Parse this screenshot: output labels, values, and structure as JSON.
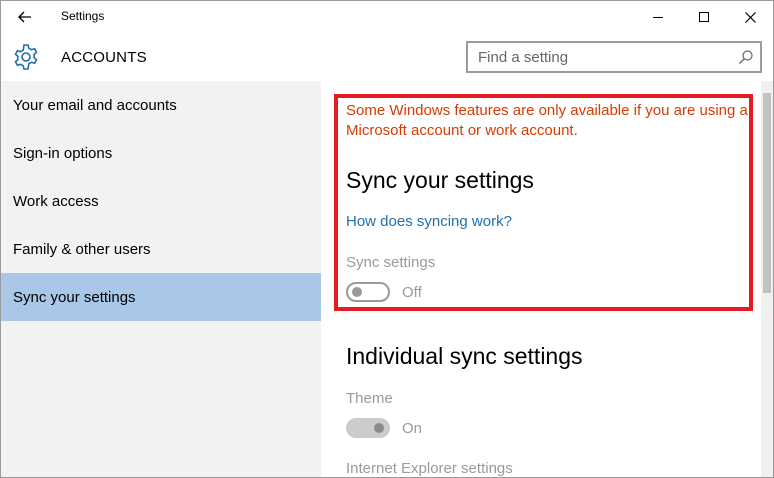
{
  "window": {
    "title": "Settings"
  },
  "header": {
    "title": "ACCOUNTS",
    "search_placeholder": "Find a setting"
  },
  "sidebar": {
    "items": [
      {
        "label": "Your email and accounts"
      },
      {
        "label": "Sign-in options"
      },
      {
        "label": "Work access"
      },
      {
        "label": "Family & other users"
      },
      {
        "label": "Sync your settings",
        "selected": true
      }
    ]
  },
  "main": {
    "notice": "Some Windows features are only available if you are using a Microsoft account or work account.",
    "sync_heading": "Sync your settings",
    "sync_link": "How does syncing work?",
    "sync_settings_label": "Sync settings",
    "sync_settings_state": "Off",
    "individual_heading": "Individual sync settings",
    "theme_label": "Theme",
    "theme_state": "On",
    "ie_label": "Internet Explorer settings"
  },
  "colors": {
    "accent": "#1f6fab",
    "selected_bg": "#a9c7e7",
    "warning_text": "#d83b01",
    "highlight_border": "#e31b23"
  },
  "icons": {
    "back": "back-arrow-icon",
    "gear": "gear-icon",
    "search": "search-icon",
    "minimize": "minimize-icon",
    "maximize": "maximize-icon",
    "close": "close-icon"
  }
}
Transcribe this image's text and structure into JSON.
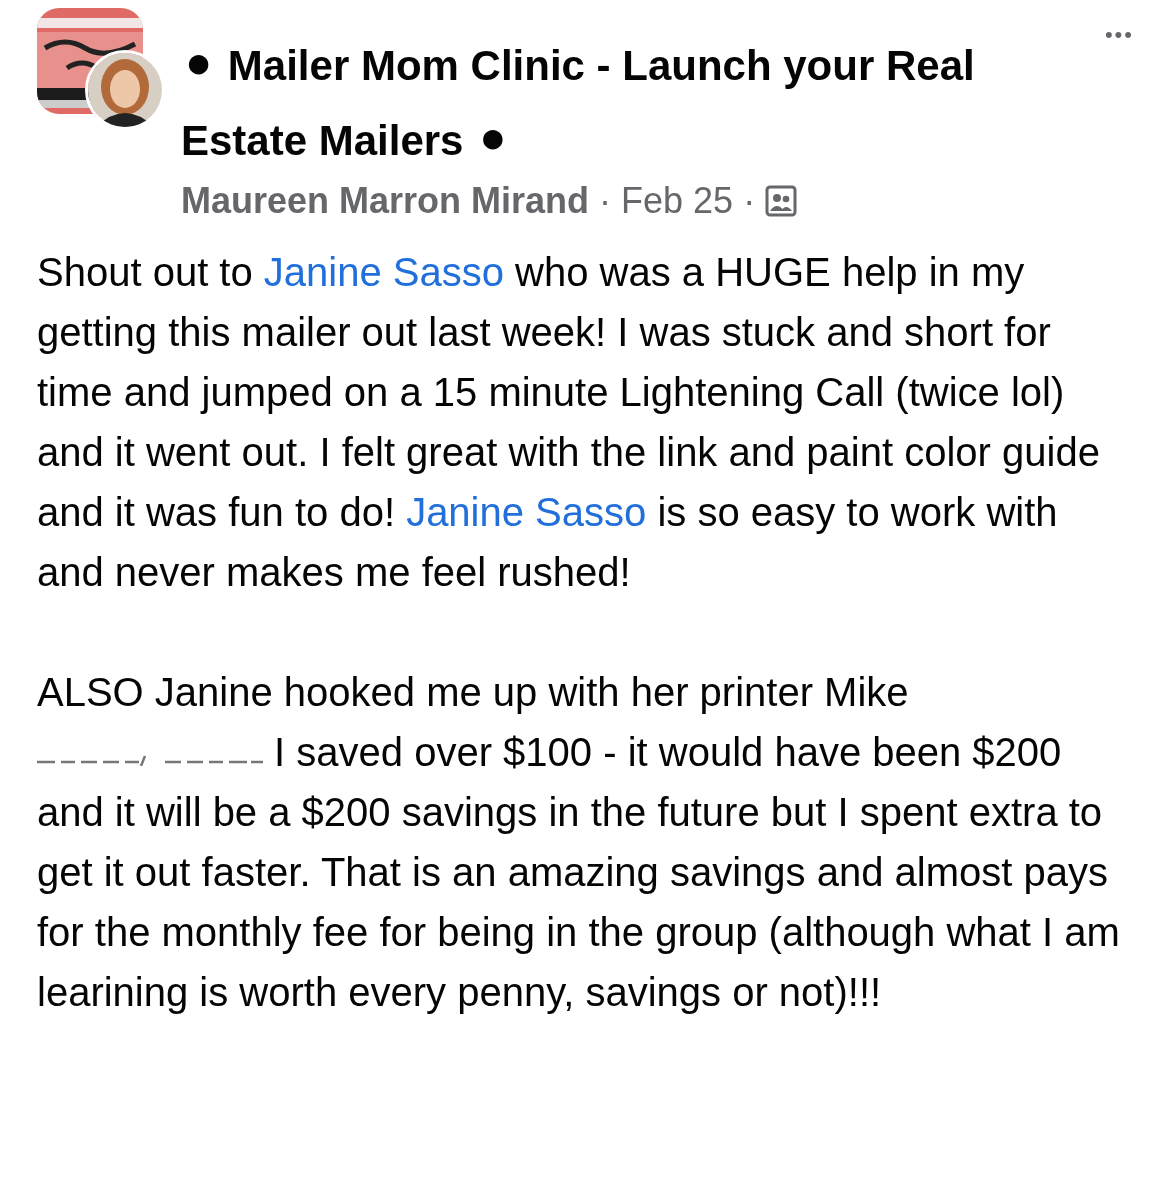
{
  "post": {
    "group_title": "⚫ Mailer Mom Clinic - Launch your Real Estate Mailers ⚫",
    "author": "Maureen Marron Mirand",
    "separator_1": "·",
    "date": "Feb 25",
    "separator_2": "·",
    "more": "•••",
    "paragraphs": [
      [
        {
          "kind": "text",
          "text": "Shout out to "
        },
        {
          "kind": "link",
          "text": "Janine Sasso"
        },
        {
          "kind": "text",
          "text": " who was a HUGE help in my getting this mailer out last week! I was stuck and short for time and jumped on a 15 minute Lightening Call (twice lol) and it went out. I felt great with the link and paint color guide and it was fun to do! "
        },
        {
          "kind": "link",
          "text": "Janine Sasso"
        },
        {
          "kind": "text",
          "text": " is so easy to work with and never makes me feel rushed!"
        }
      ],
      [
        {
          "kind": "text",
          "text": "ALSO Janine hooked me up with her printer Mike "
        },
        {
          "kind": "obscured"
        },
        {
          "kind": "text",
          "text": " I saved over $100 - it would have been $200 and it will be a $200 savings in the future but I spent extra to get it out faster. That is an amazing savings and almost pays for the monthly fee for being in the group (although what I am learining is worth every penny, savings or not)!!!"
        }
      ]
    ]
  }
}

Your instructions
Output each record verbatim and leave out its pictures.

Written answer
Parse this screenshot: output labels, values, and structure as JSON.
{
  "window": {
    "title": "Settings"
  },
  "header": {
    "title": "ACCOUNTS",
    "search_placeholder": "Find a setting"
  },
  "sidebar": {
    "items": [
      {
        "label": "Your email and accounts"
      },
      {
        "label": "Sign-in options"
      },
      {
        "label": "Work access"
      },
      {
        "label": "Family & other users"
      },
      {
        "label": "Sync your settings",
        "selected": true
      }
    ]
  },
  "main": {
    "notice": "Some Windows features are only available if you are using a Microsoft account or work account.",
    "sync_heading": "Sync your settings",
    "sync_link": "How does syncing work?",
    "sync_settings_label": "Sync settings",
    "sync_settings_state": "Off",
    "individual_heading": "Individual sync settings",
    "theme_label": "Theme",
    "theme_state": "On",
    "ie_label": "Internet Explorer settings"
  },
  "colors": {
    "accent": "#1f6fab",
    "selected_bg": "#a9c7e7",
    "warning_text": "#d83b01",
    "highlight_border": "#e31b23"
  },
  "icons": {
    "back": "back-arrow-icon",
    "gear": "gear-icon",
    "search": "search-icon",
    "minimize": "minimize-icon",
    "maximize": "maximize-icon",
    "close": "close-icon"
  }
}
Transcribe this image's text and structure into JSON.
{
  "post": {
    "group_title": "⚫ Mailer Mom Clinic - Launch your Real Estate Mailers ⚫",
    "author": "Maureen Marron Mirand",
    "separator_1": "·",
    "date": "Feb 25",
    "separator_2": "·",
    "more": "•••",
    "paragraphs": [
      [
        {
          "kind": "text",
          "text": "Shout out to "
        },
        {
          "kind": "link",
          "text": "Janine Sasso"
        },
        {
          "kind": "text",
          "text": " who was a HUGE help in my getting this mailer out last week! I was stuck and short for time and jumped on a 15 minute Lightening Call (twice lol) and it went out. I felt great with the link and paint color guide and it was fun to do! "
        },
        {
          "kind": "link",
          "text": "Janine Sasso"
        },
        {
          "kind": "text",
          "text": " is so easy to work with and never makes me feel rushed!"
        }
      ],
      [
        {
          "kind": "text",
          "text": "ALSO Janine hooked me up with her printer Mike "
        },
        {
          "kind": "obscured"
        },
        {
          "kind": "text",
          "text": " I saved over $100 - it would have been $200 and it will be a $200 savings in the future but I spent extra to get it out faster. That is an amazing savings and almost pays for the monthly fee for being in the group (although what I am learining is worth every penny, savings or not)!!!"
        }
      ]
    ]
  }
}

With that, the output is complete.